To assist in implementing the procedures, it is very helpful to have checklists available to clarify the sequence of start-up events and to make sure critical steps are not by-passed or overlooked. Different checklists are needed for each phase of the operation, and they must fit the flow of the work. Other requirements of the checklists are: 1) a specific response is required for each item on the list, 2) the format must be direct and uncluttered, and 3) the checklist can be completed in a reasonable length of time. It should also be expected that the checklists will need to be updated periodically to improve efficiency.

7.) Break larger start-ups into stages.

It is unreasonable to believe that all phases of a new process or equipment installation can be brought on line simultaneously without difficulty. Take for example, the start-up of a new paper machine system. While many phases of the operation can undergo start-up in parallel mode, those involved in the continuous flow of product are initially best considered separately and sequentially. These include areas like stock preparation, refining, and sheet forming. Once all areas have been separately operated, they can be linked on the start-up date.

8.) Have a contingency plan.

It should be expected that on-the-spot corrections and modifications will be needed, in spite of all the advance planning and training. It is very important to plan for the unexpected, by doing a Kepner-Tregoe® potential problem analysis before the start-up date. For example, is there a plan for disposal of any off-quality product produced? In my experience, it has been useful to discuss worst case scenarios and actions to be taken in the event any of these happen. Assigning probabilities to whether an outcome is likely to develop will not only result in better preparation, but will also build confidence that all critical parts of the start-up have been fully identified during the planning.

I hope the above steps will be useful in achieving a successful start-up. A start-up can be extremely challenging, but upon completion, the accomplishment can become a milestone in the careers of those involved. And, the experience obtained from participation in a start-up is invaluable to those involved.

Robert Moore is a retired chemical engineer, and is an experienced technical and fictional writer. His past work experience spanned the chemical, paper and equipment manufacturing industries, including holding management positions at Voith Paper, Scapa plc, and The Mead Paper Corporation. He is also the author of humorous short stories about life in southwest Virginia, circa 1940-1960.


Powered by Bondware
News Publishing Software

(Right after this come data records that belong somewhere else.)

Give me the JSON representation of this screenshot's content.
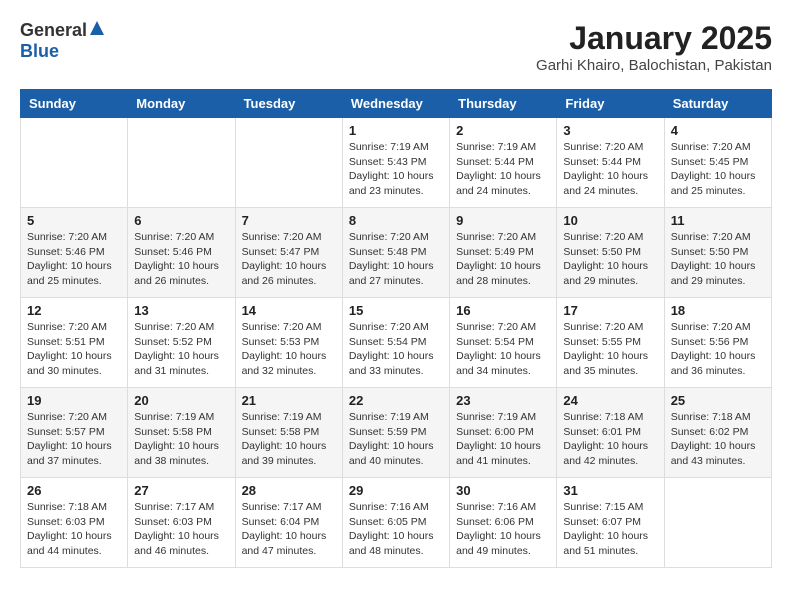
{
  "header": {
    "logo_general": "General",
    "logo_blue": "Blue",
    "title": "January 2025",
    "location": "Garhi Khairo, Balochistan, Pakistan"
  },
  "weekdays": [
    "Sunday",
    "Monday",
    "Tuesday",
    "Wednesday",
    "Thursday",
    "Friday",
    "Saturday"
  ],
  "weeks": [
    [
      {
        "day": "",
        "sunrise": "",
        "sunset": "",
        "daylight": ""
      },
      {
        "day": "",
        "sunrise": "",
        "sunset": "",
        "daylight": ""
      },
      {
        "day": "",
        "sunrise": "",
        "sunset": "",
        "daylight": ""
      },
      {
        "day": "1",
        "sunrise": "Sunrise: 7:19 AM",
        "sunset": "Sunset: 5:43 PM",
        "daylight": "Daylight: 10 hours and 23 minutes."
      },
      {
        "day": "2",
        "sunrise": "Sunrise: 7:19 AM",
        "sunset": "Sunset: 5:44 PM",
        "daylight": "Daylight: 10 hours and 24 minutes."
      },
      {
        "day": "3",
        "sunrise": "Sunrise: 7:20 AM",
        "sunset": "Sunset: 5:44 PM",
        "daylight": "Daylight: 10 hours and 24 minutes."
      },
      {
        "day": "4",
        "sunrise": "Sunrise: 7:20 AM",
        "sunset": "Sunset: 5:45 PM",
        "daylight": "Daylight: 10 hours and 25 minutes."
      }
    ],
    [
      {
        "day": "5",
        "sunrise": "Sunrise: 7:20 AM",
        "sunset": "Sunset: 5:46 PM",
        "daylight": "Daylight: 10 hours and 25 minutes."
      },
      {
        "day": "6",
        "sunrise": "Sunrise: 7:20 AM",
        "sunset": "Sunset: 5:46 PM",
        "daylight": "Daylight: 10 hours and 26 minutes."
      },
      {
        "day": "7",
        "sunrise": "Sunrise: 7:20 AM",
        "sunset": "Sunset: 5:47 PM",
        "daylight": "Daylight: 10 hours and 26 minutes."
      },
      {
        "day": "8",
        "sunrise": "Sunrise: 7:20 AM",
        "sunset": "Sunset: 5:48 PM",
        "daylight": "Daylight: 10 hours and 27 minutes."
      },
      {
        "day": "9",
        "sunrise": "Sunrise: 7:20 AM",
        "sunset": "Sunset: 5:49 PM",
        "daylight": "Daylight: 10 hours and 28 minutes."
      },
      {
        "day": "10",
        "sunrise": "Sunrise: 7:20 AM",
        "sunset": "Sunset: 5:50 PM",
        "daylight": "Daylight: 10 hours and 29 minutes."
      },
      {
        "day": "11",
        "sunrise": "Sunrise: 7:20 AM",
        "sunset": "Sunset: 5:50 PM",
        "daylight": "Daylight: 10 hours and 29 minutes."
      }
    ],
    [
      {
        "day": "12",
        "sunrise": "Sunrise: 7:20 AM",
        "sunset": "Sunset: 5:51 PM",
        "daylight": "Daylight: 10 hours and 30 minutes."
      },
      {
        "day": "13",
        "sunrise": "Sunrise: 7:20 AM",
        "sunset": "Sunset: 5:52 PM",
        "daylight": "Daylight: 10 hours and 31 minutes."
      },
      {
        "day": "14",
        "sunrise": "Sunrise: 7:20 AM",
        "sunset": "Sunset: 5:53 PM",
        "daylight": "Daylight: 10 hours and 32 minutes."
      },
      {
        "day": "15",
        "sunrise": "Sunrise: 7:20 AM",
        "sunset": "Sunset: 5:54 PM",
        "daylight": "Daylight: 10 hours and 33 minutes."
      },
      {
        "day": "16",
        "sunrise": "Sunrise: 7:20 AM",
        "sunset": "Sunset: 5:54 PM",
        "daylight": "Daylight: 10 hours and 34 minutes."
      },
      {
        "day": "17",
        "sunrise": "Sunrise: 7:20 AM",
        "sunset": "Sunset: 5:55 PM",
        "daylight": "Daylight: 10 hours and 35 minutes."
      },
      {
        "day": "18",
        "sunrise": "Sunrise: 7:20 AM",
        "sunset": "Sunset: 5:56 PM",
        "daylight": "Daylight: 10 hours and 36 minutes."
      }
    ],
    [
      {
        "day": "19",
        "sunrise": "Sunrise: 7:20 AM",
        "sunset": "Sunset: 5:57 PM",
        "daylight": "Daylight: 10 hours and 37 minutes."
      },
      {
        "day": "20",
        "sunrise": "Sunrise: 7:19 AM",
        "sunset": "Sunset: 5:58 PM",
        "daylight": "Daylight: 10 hours and 38 minutes."
      },
      {
        "day": "21",
        "sunrise": "Sunrise: 7:19 AM",
        "sunset": "Sunset: 5:58 PM",
        "daylight": "Daylight: 10 hours and 39 minutes."
      },
      {
        "day": "22",
        "sunrise": "Sunrise: 7:19 AM",
        "sunset": "Sunset: 5:59 PM",
        "daylight": "Daylight: 10 hours and 40 minutes."
      },
      {
        "day": "23",
        "sunrise": "Sunrise: 7:19 AM",
        "sunset": "Sunset: 6:00 PM",
        "daylight": "Daylight: 10 hours and 41 minutes."
      },
      {
        "day": "24",
        "sunrise": "Sunrise: 7:18 AM",
        "sunset": "Sunset: 6:01 PM",
        "daylight": "Daylight: 10 hours and 42 minutes."
      },
      {
        "day": "25",
        "sunrise": "Sunrise: 7:18 AM",
        "sunset": "Sunset: 6:02 PM",
        "daylight": "Daylight: 10 hours and 43 minutes."
      }
    ],
    [
      {
        "day": "26",
        "sunrise": "Sunrise: 7:18 AM",
        "sunset": "Sunset: 6:03 PM",
        "daylight": "Daylight: 10 hours and 44 minutes."
      },
      {
        "day": "27",
        "sunrise": "Sunrise: 7:17 AM",
        "sunset": "Sunset: 6:03 PM",
        "daylight": "Daylight: 10 hours and 46 minutes."
      },
      {
        "day": "28",
        "sunrise": "Sunrise: 7:17 AM",
        "sunset": "Sunset: 6:04 PM",
        "daylight": "Daylight: 10 hours and 47 minutes."
      },
      {
        "day": "29",
        "sunrise": "Sunrise: 7:16 AM",
        "sunset": "Sunset: 6:05 PM",
        "daylight": "Daylight: 10 hours and 48 minutes."
      },
      {
        "day": "30",
        "sunrise": "Sunrise: 7:16 AM",
        "sunset": "Sunset: 6:06 PM",
        "daylight": "Daylight: 10 hours and 49 minutes."
      },
      {
        "day": "31",
        "sunrise": "Sunrise: 7:15 AM",
        "sunset": "Sunset: 6:07 PM",
        "daylight": "Daylight: 10 hours and 51 minutes."
      },
      {
        "day": "",
        "sunrise": "",
        "sunset": "",
        "daylight": ""
      }
    ]
  ]
}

The browser you are using is outdated!

You may not be getting all you can out of your browsing experience
and may be open to security risks!

Consider upgrading to the latest version of your browser or choose on below: